Thus, in that early time researchers did start with studies of uses of various types of resources. So the people doing the using were the "users" and the actions they carried out were the "uses." I think we can see the progression of work in subsequent years as developing an ever more subtle and complex vision of human beings in relation to information. In recent years, researchers presenting at the Information Seeking in Context conferences in Europe, are viewing human beings as being completely submerged in and integrated into an information environment. It is assumed that the full picture can never be understood until the rich human and infrastructural environment is taken fully into account. I think this is an entirely appropriate progression in our thinking. As we have understood more and thought more about human beings in relation to information, we have enriched and deepened our vision of the subject matter of this field. If we feel that "use" and "users" evoke that earliest era, when we were first finding out about information seeking, then indeed change the names.

To me, however, what we are doing has always been about human beings in our information environment. We knew much less then, but that did not prevent the possibility of a larger vision at that earlier era. And here we come full circle to the point I was making earlier about good researchers transcending any method or any model popular in a particular era.

Just because we knew less then, doesn’t mean that what we found out was not useful--and often still useful. My favorite article in this regard is a study done by Herbert Menzel and published in the International Conference on Scientific Information in 1959. In the study, he interviewed scientists about the various circumstances under which information came to them serendipitously. It was a beautifully done study, sensitively interpreted. Menzel argued that many of these serendipitous encounters came about because people were working in close proximity or met at conferences. He suggested in another publication that the transmission of scientific information could be accelerated simply by creating an environment in which people with related interests would easily bump into each other.

Now there have been several studies recently looking at serendipitous experiences as if Menzel never existed. Our understanding is thus impoverished. The model that is the human being has not changed nearly as rapidly as the models of technology have.

One more example, then I’ll quit. Brenda Dervin and Michael Nilan published what we might call a "call-to-arms" annual review article on user research in 1986, urging that a subtler, more subjectivist approach be taken to studying people and information.

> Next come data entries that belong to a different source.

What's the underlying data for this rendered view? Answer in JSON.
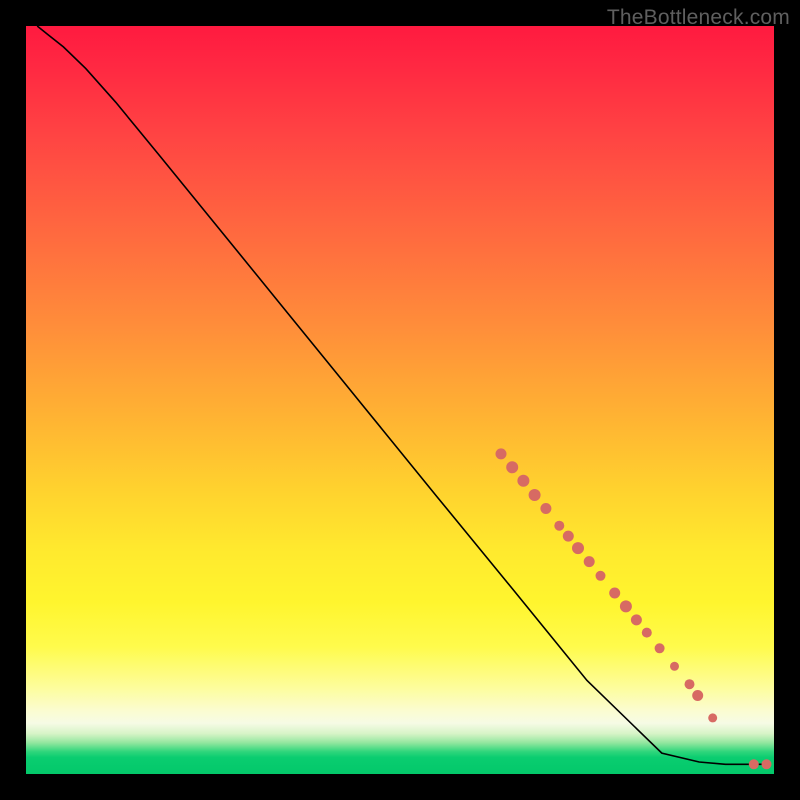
{
  "watermark": "TheBottleneck.com",
  "colors": {
    "marker": "#d76a63",
    "curve": "#000000"
  },
  "chart_data": {
    "type": "line",
    "title": "",
    "xlabel": "",
    "ylabel": "",
    "xlim": [
      0,
      100
    ],
    "ylim": [
      0,
      100
    ],
    "curve": [
      {
        "x": 1.5,
        "y": 100
      },
      {
        "x": 3.0,
        "y": 98.8
      },
      {
        "x": 5.0,
        "y": 97.2
      },
      {
        "x": 8.0,
        "y": 94.3
      },
      {
        "x": 12.0,
        "y": 89.8
      },
      {
        "x": 18.0,
        "y": 82.5
      },
      {
        "x": 25.0,
        "y": 73.9
      },
      {
        "x": 35.0,
        "y": 61.6
      },
      {
        "x": 45.0,
        "y": 49.3
      },
      {
        "x": 55.0,
        "y": 37.0
      },
      {
        "x": 65.0,
        "y": 24.8
      },
      {
        "x": 75.0,
        "y": 12.5
      },
      {
        "x": 85.0,
        "y": 2.8
      },
      {
        "x": 90.0,
        "y": 1.6
      },
      {
        "x": 93.5,
        "y": 1.3
      },
      {
        "x": 97.0,
        "y": 1.3
      },
      {
        "x": 99.0,
        "y": 1.3
      }
    ],
    "markers": [
      {
        "x": 63.5,
        "y": 42.8,
        "r": 5.5
      },
      {
        "x": 65.0,
        "y": 41.0,
        "r": 6.0
      },
      {
        "x": 66.5,
        "y": 39.2,
        "r": 6.0
      },
      {
        "x": 68.0,
        "y": 37.3,
        "r": 6.0
      },
      {
        "x": 69.5,
        "y": 35.5,
        "r": 5.5
      },
      {
        "x": 71.3,
        "y": 33.2,
        "r": 5.0
      },
      {
        "x": 72.5,
        "y": 31.8,
        "r": 5.5
      },
      {
        "x": 73.8,
        "y": 30.2,
        "r": 6.0
      },
      {
        "x": 75.3,
        "y": 28.4,
        "r": 5.5
      },
      {
        "x": 76.8,
        "y": 26.5,
        "r": 5.0
      },
      {
        "x": 78.7,
        "y": 24.2,
        "r": 5.5
      },
      {
        "x": 80.2,
        "y": 22.4,
        "r": 6.0
      },
      {
        "x": 81.6,
        "y": 20.6,
        "r": 5.5
      },
      {
        "x": 83.0,
        "y": 18.9,
        "r": 5.0
      },
      {
        "x": 84.7,
        "y": 16.8,
        "r": 5.0
      },
      {
        "x": 86.7,
        "y": 14.4,
        "r": 4.5
      },
      {
        "x": 88.7,
        "y": 12.0,
        "r": 5.0
      },
      {
        "x": 89.8,
        "y": 10.5,
        "r": 5.5
      },
      {
        "x": 91.8,
        "y": 7.5,
        "r": 4.5
      },
      {
        "x": 97.3,
        "y": 1.3,
        "r": 5.0
      },
      {
        "x": 99.0,
        "y": 1.3,
        "r": 5.0
      }
    ]
  }
}
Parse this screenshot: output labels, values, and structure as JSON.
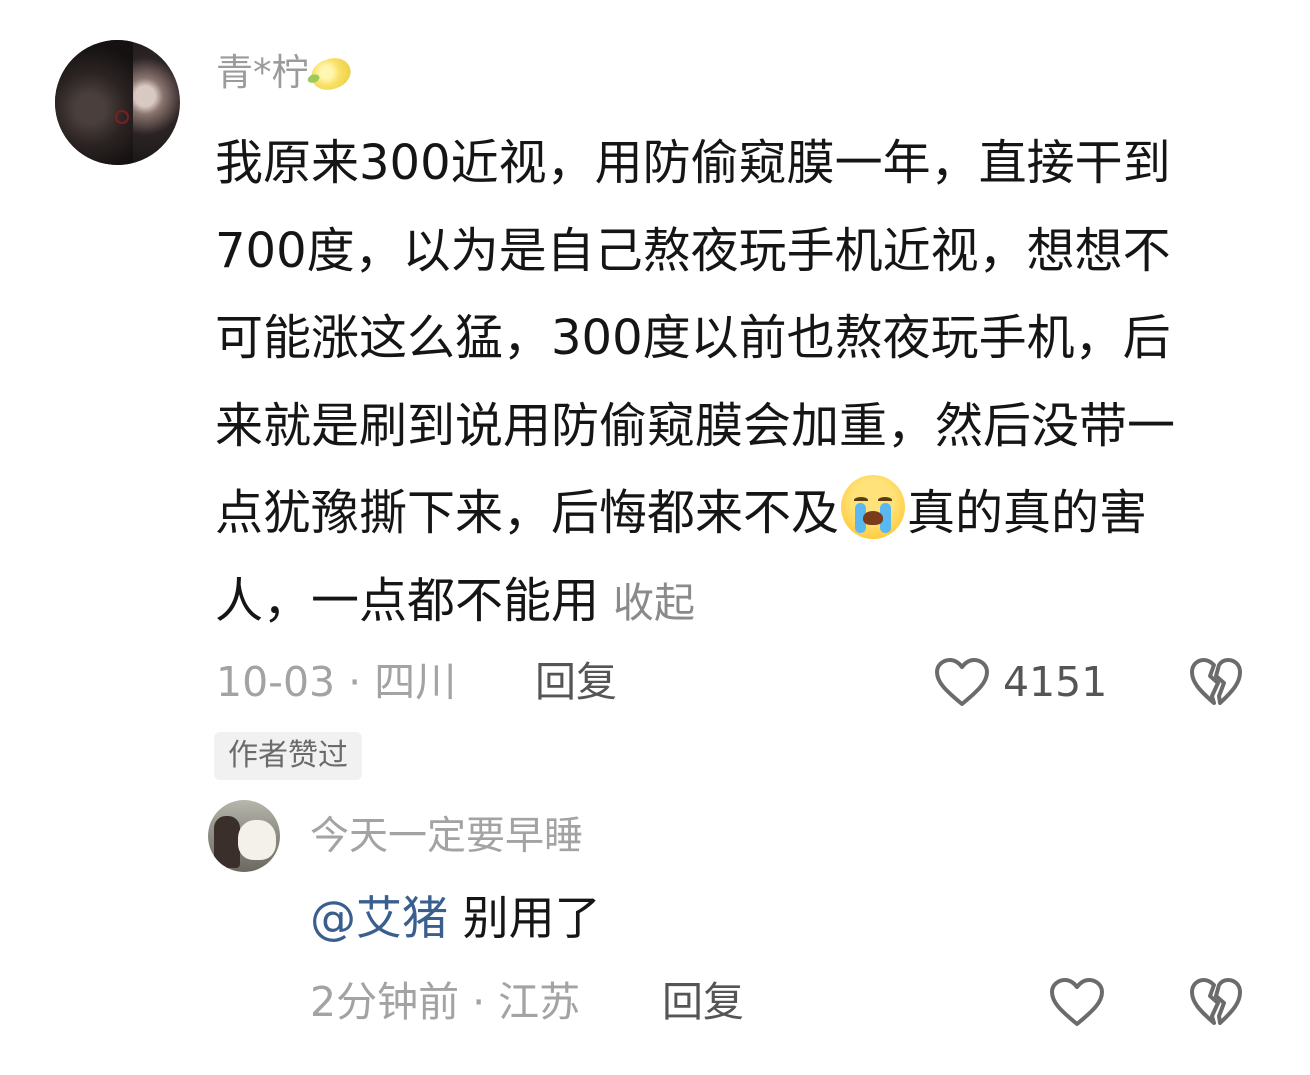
{
  "comment": {
    "username": "青*柠",
    "username_emoji": "lemon-emoji",
    "text_lines": [
      "我原来300近视，用防偷窥膜一年，直接干到",
      "700度，以为是自己熬夜玩手机近视，想想不",
      "可能涨这么猛，300度以前也熬夜玩手机，后",
      "来就是刷到说用防偷窥膜会加重，然后没带一"
    ],
    "line5_before_emoji": "点犹豫撕下来，后悔都来不及",
    "emoji": "loudly-crying-face-emoji",
    "line5_after_emoji": "真的真的害",
    "line6": "人，一点都不能用",
    "collapse_label": "收起",
    "meta": "10-03 · 四川",
    "reply_label": "回复",
    "like_count": "4151",
    "author_liked": "作者赞过",
    "icons": [
      "heart-outline-icon",
      "broken-heart-icon"
    ]
  },
  "reply": {
    "username": "今天一定要早睡",
    "mention": "@艾猪",
    "text": " 别用了",
    "meta": "2分钟前 · 江苏",
    "reply_label": "回复",
    "icons": [
      "heart-outline-icon",
      "broken-heart-icon"
    ],
    "mention_color": "#3a5f8f"
  }
}
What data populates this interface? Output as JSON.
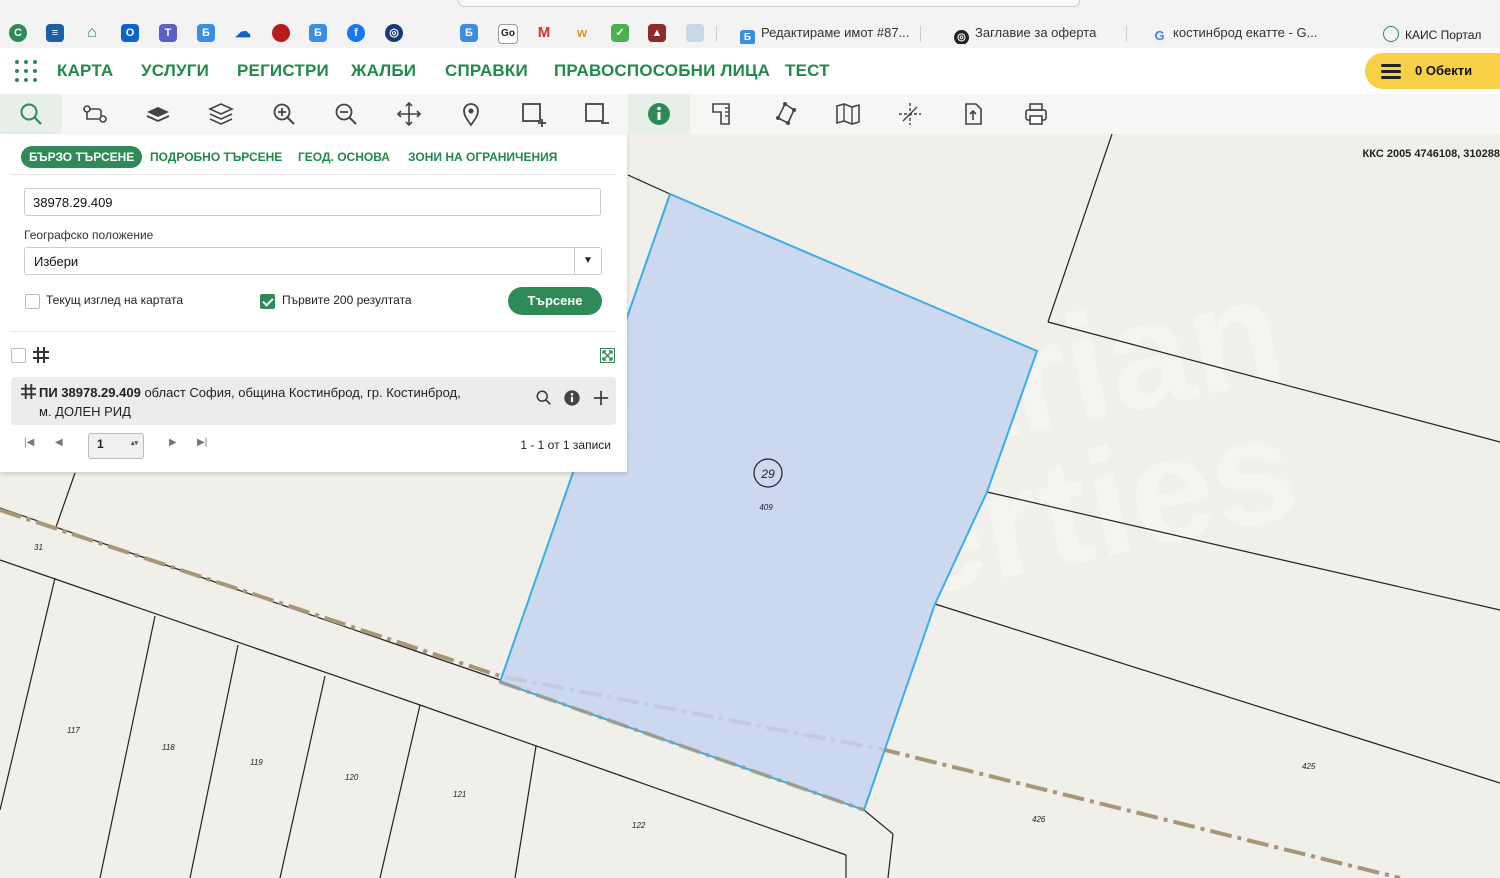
{
  "bookmarks": {
    "tabs": [
      {
        "label": "Редактираме имот #87..."
      },
      {
        "label": "Заглавие за оферта"
      },
      {
        "label": "костинброд екатте - G..."
      }
    ],
    "right_tab": "КАИС Портал"
  },
  "nav": {
    "items": [
      "КАРТА",
      "УСЛУГИ",
      "РЕГИСТРИ",
      "ЖАЛБИ",
      "СПРАВКИ",
      "ПРАВОСПОСОБНИ ЛИЦА",
      "ТЕСТ"
    ],
    "objects_label": "0 Обекти"
  },
  "toolbar": {
    "tools": [
      "search-icon",
      "route-icon",
      "layer-icon",
      "layers-icon",
      "zoom-in-icon",
      "zoom-out-icon",
      "pan-icon",
      "marker-icon",
      "select-area-add-icon",
      "select-area-remove-icon",
      "info-icon",
      "measure-icon",
      "polygon-icon",
      "map-icon",
      "crosshair-icon",
      "export-icon",
      "print-icon"
    ]
  },
  "map": {
    "coords": "ККС 2005 4746108, 310288",
    "parcel_circle_label": "29",
    "parcel_number": "409",
    "labels": [
      "31",
      "117",
      "118",
      "119",
      "120",
      "121",
      "122",
      "425",
      "426"
    ]
  },
  "panel": {
    "tabs": [
      "БЪРЗО ТЪРСЕНЕ",
      "ПОДРОБНО ТЪРСЕНЕ",
      "ГЕОД. ОСНОВА",
      "ЗОНИ НА ОГРАНИЧЕНИЯ"
    ],
    "search_value": "38978.29.409",
    "geo_label": "Географско положение",
    "geo_value": "Избери",
    "cb_current_view": "Текущ изглед на картата",
    "cb_first_200": "Първите 200 резултата",
    "cb_first_200_checked": true,
    "search_button": "Търсене",
    "result_id": "ПИ 38978.29.409",
    "result_desc": " област София, община Костинброд, гр. Костинброд,",
    "result_desc2": "м. ДОЛЕН РИД",
    "page": "1",
    "records": "1 - 1 от 1 записи"
  },
  "colors": {
    "brand_green": "#1f8a4c",
    "button_green": "#2e8b57",
    "objects_yellow": "#f7d046",
    "parcel_fill": "#c5d3f0",
    "parcel_stroke": "#3aaee6"
  }
}
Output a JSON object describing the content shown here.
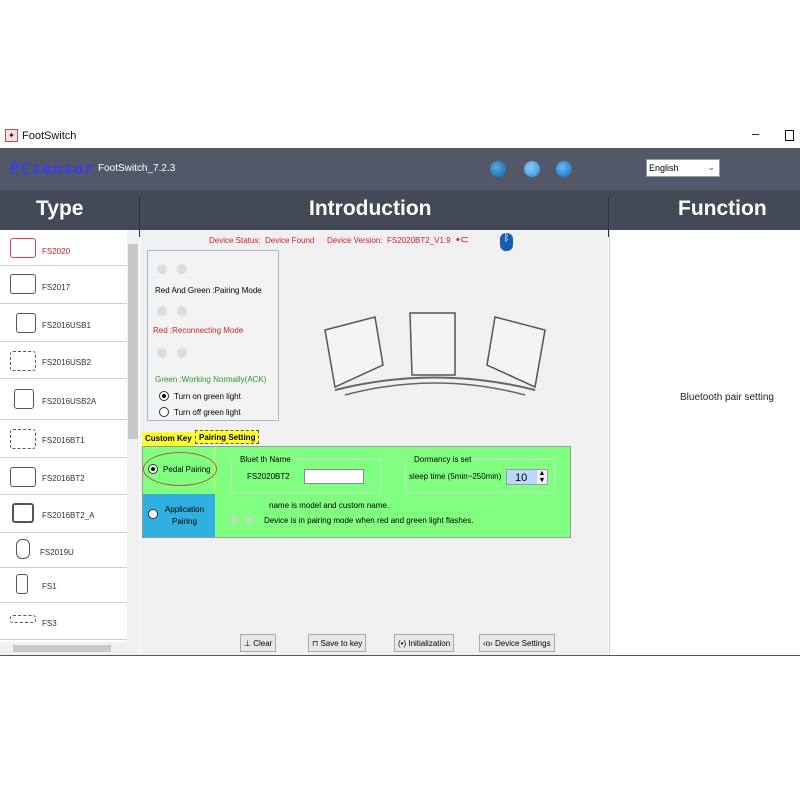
{
  "window": {
    "title": "FootSwitch",
    "minimize": "–"
  },
  "header": {
    "logo": "PCsensor",
    "version": "FootSwitch_7.2.3",
    "language": "English",
    "icons": [
      "play-icon",
      "help-icon",
      "refresh-icon"
    ]
  },
  "columns": {
    "type": "Type",
    "introduction": "Introduction",
    "function": "Function"
  },
  "sidebar": {
    "items": [
      {
        "label": "FS2020",
        "selected": true
      },
      {
        "label": "FS2017"
      },
      {
        "label": "FS2016USB1"
      },
      {
        "label": "FS2016USB2"
      },
      {
        "label": "FS2016USB2A"
      },
      {
        "label": "FS2016BT1"
      },
      {
        "label": "FS2016BT2"
      },
      {
        "label": "FS2016BT2_A"
      },
      {
        "label": "FS2019U"
      },
      {
        "label": "FS1"
      },
      {
        "label": "FS3"
      }
    ]
  },
  "status": {
    "status_label": "Device Status:",
    "status_value": "Device Found",
    "version_label": "Device Version:",
    "version_value": "FS2020BT2_V1.9"
  },
  "legend": {
    "pairing": "Red And Green :Pairing Mode",
    "reconnecting": "Red :Reconnecting Mode",
    "working": "Green :Working Normally(ACK)",
    "turn_on": "Turn on green light",
    "turn_off": "Turn off green light",
    "turn_on_selected": true
  },
  "tabs": {
    "custom_key": "Custom Key",
    "pairing_setting": "Pairing Setting"
  },
  "pairing": {
    "pedal": "Pedal Pairing",
    "application": "Application Pairing",
    "pedal_selected": true,
    "bt_group": "Bluet    th Name",
    "bt_model": "FS2020BT2",
    "bt_custom": "",
    "dormancy_group": "Dormancy is set",
    "sleep_label": "sleep time  (5min~250min)",
    "sleep_value": "10",
    "note1": "name is model and custom name.",
    "note2": "Device is in pairing mode when red and green light flashes."
  },
  "buttons": {
    "clear": "Clear",
    "save": "Save to key",
    "init": "Initialization",
    "device": "Device Settings"
  },
  "function": {
    "text": "Bluetooth pair setting"
  },
  "colors": {
    "header": "#525867",
    "columns": "#434957",
    "panel": "#80ff80",
    "app_pairing": "#30b0e0",
    "tab": "#ffff30",
    "accent_red": "#d0202a"
  }
}
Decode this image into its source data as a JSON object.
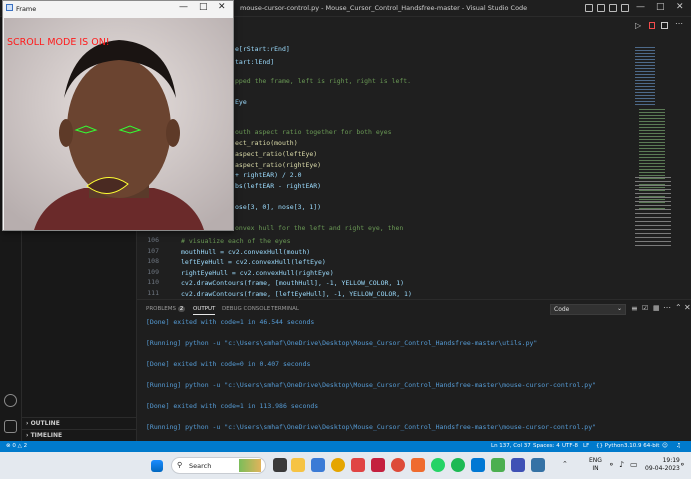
{
  "vscode": {
    "title": "mouse-cursor-control.py - Mouse_Cursor_Control_Handsfree-master - Visual Studio Code",
    "code_fragments": [
      {
        "text": "e[rStart:rEnd]",
        "cls": "tx"
      },
      {
        "text": "tart:lEnd]",
        "cls": "tx"
      },
      {
        "text": "pped the frame, left is right, right is left.",
        "cls": "cm"
      },
      {
        "text": "Eye",
        "cls": "tx"
      },
      {
        "text": "outh aspect ratio together for both eyes",
        "cls": "cm"
      },
      {
        "text": "ect_ratio(mouth)",
        "cls": "fn"
      },
      {
        "text": "aspect_ratio(leftEye)",
        "cls": "fn"
      },
      {
        "text": "aspect_ratio(rightEye)",
        "cls": "fn"
      },
      {
        "text": "+ rightEAR) / 2.0",
        "cls": "tx"
      },
      {
        "text": "bs(leftEAR - rightEAR)",
        "cls": "tx"
      },
      {
        "text": "ose[3, 0], nose[3, 1])",
        "cls": "tx"
      },
      {
        "text": "onvex hull for the left and right eye, then",
        "cls": "cm"
      }
    ],
    "code_lines": [
      {
        "num": "106",
        "text": "# visualize each of the eyes",
        "cls": "cm"
      },
      {
        "num": "107",
        "text": "mouthHull = cv2.convexHull(mouth)",
        "cls": "tx"
      },
      {
        "num": "108",
        "text": "leftEyeHull = cv2.convexHull(leftEye)",
        "cls": "tx"
      },
      {
        "num": "109",
        "text": "rightEyeHull = cv2.convexHull(rightEye)",
        "cls": "tx"
      },
      {
        "num": "110",
        "text": "cv2.drawContours(frame, [mouthHull], -1, YELLOW_COLOR, 1)",
        "cls": "tx"
      },
      {
        "num": "111",
        "text": "cv2.drawContours(frame, [leftEyeHull], -1, YELLOW_COLOR, 1)",
        "cls": "tx"
      }
    ],
    "sidebar_sections": [
      "OUTLINE",
      "TIMELINE"
    ],
    "panel": {
      "tabs": [
        "PROBLEMS",
        "OUTPUT",
        "DEBUG CONSOLE",
        "TERMINAL"
      ],
      "problems_count": "2",
      "active_tab": "OUTPUT",
      "channel": "Code",
      "output_lines": [
        {
          "kind": "done",
          "text": "[Done] exited with code=1 in 46.544 seconds"
        },
        {
          "kind": "run",
          "text": "[Running] python -u \"c:\\Users\\smhaf\\OneDrive\\Desktop\\Mouse_Cursor_Control_Handsfree-master\\utils.py\""
        },
        {
          "kind": "done",
          "text": "[Done] exited with code=0 in 0.407 seconds"
        },
        {
          "kind": "run",
          "text": "[Running] python -u \"c:\\Users\\smhaf\\OneDrive\\Desktop\\Mouse_Cursor_Control_Handsfree-master\\mouse-cursor-control.py\""
        },
        {
          "kind": "done",
          "text": "[Done] exited with code=1 in 113.986 seconds"
        },
        {
          "kind": "run",
          "text": "[Running] python -u \"c:\\Users\\smhaf\\OneDrive\\Desktop\\Mouse_Cursor_Control_Handsfree-master\\mouse-cursor-control.py\""
        }
      ]
    },
    "status": {
      "errors": "0",
      "warnings": "2",
      "position": "Ln 137, Col 37",
      "spaces": "Spaces: 4",
      "encoding": "UTF-8",
      "eol": "LF",
      "language": "Python",
      "interpreter": "3.10.9 64-bit"
    }
  },
  "frame_window": {
    "title": "Frame",
    "overlay_text": "SCROLL MODE IS ON!",
    "overlay_color": "#ff1a1a"
  },
  "taskbar": {
    "search_placeholder": "Search",
    "language": "ENG",
    "region": "IN",
    "time": "19:19",
    "date": "09-04-2023",
    "apps": [
      "start-icon",
      "widgets-icon",
      "task-view-icon",
      "file-explorer-icon",
      "store-icon",
      "chrome-icon",
      "app-icon",
      "app-icon",
      "chrome-icon",
      "whatsapp-icon",
      "spotify-icon",
      "vscode-icon",
      "app-icon",
      "chrome-icon",
      "app-icon",
      "python-icon"
    ]
  },
  "colors": {
    "accent": "#007acc",
    "editor_bg": "#1f1f1f",
    "taskbar_bg": "#e4e9ef"
  }
}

This article has been widely cited, and I don’t know how many times I’ve heard people speak as though sensitive, understanding research on human information seeking only began in response to that article.

It does not detract in any way from Dervin and Nilan’s achievement with that article to point out that 18 years earlier, in 1968, William Paisley wrote an annual review article in which he suggested a nuanced way of thinking about scientist information users. He wrote of the scientist being at the heart of a series of social reference groups--his work team, his organization, his professional specialty, his professional society, his nation, his culture, and so on. I’ve heard of work recently that sounds a lot like this, but which doesn’t cite Paisley.

Study the work for what it has to say and for the quality of the research, not for whether it uses fashionable jargon or methods, and don’t limit yourself to the last five years. In research on human beings in relation to information, whatever you call it, take the trouble to make your own assessment of the work, and seek out the quality research, whatever its method or era.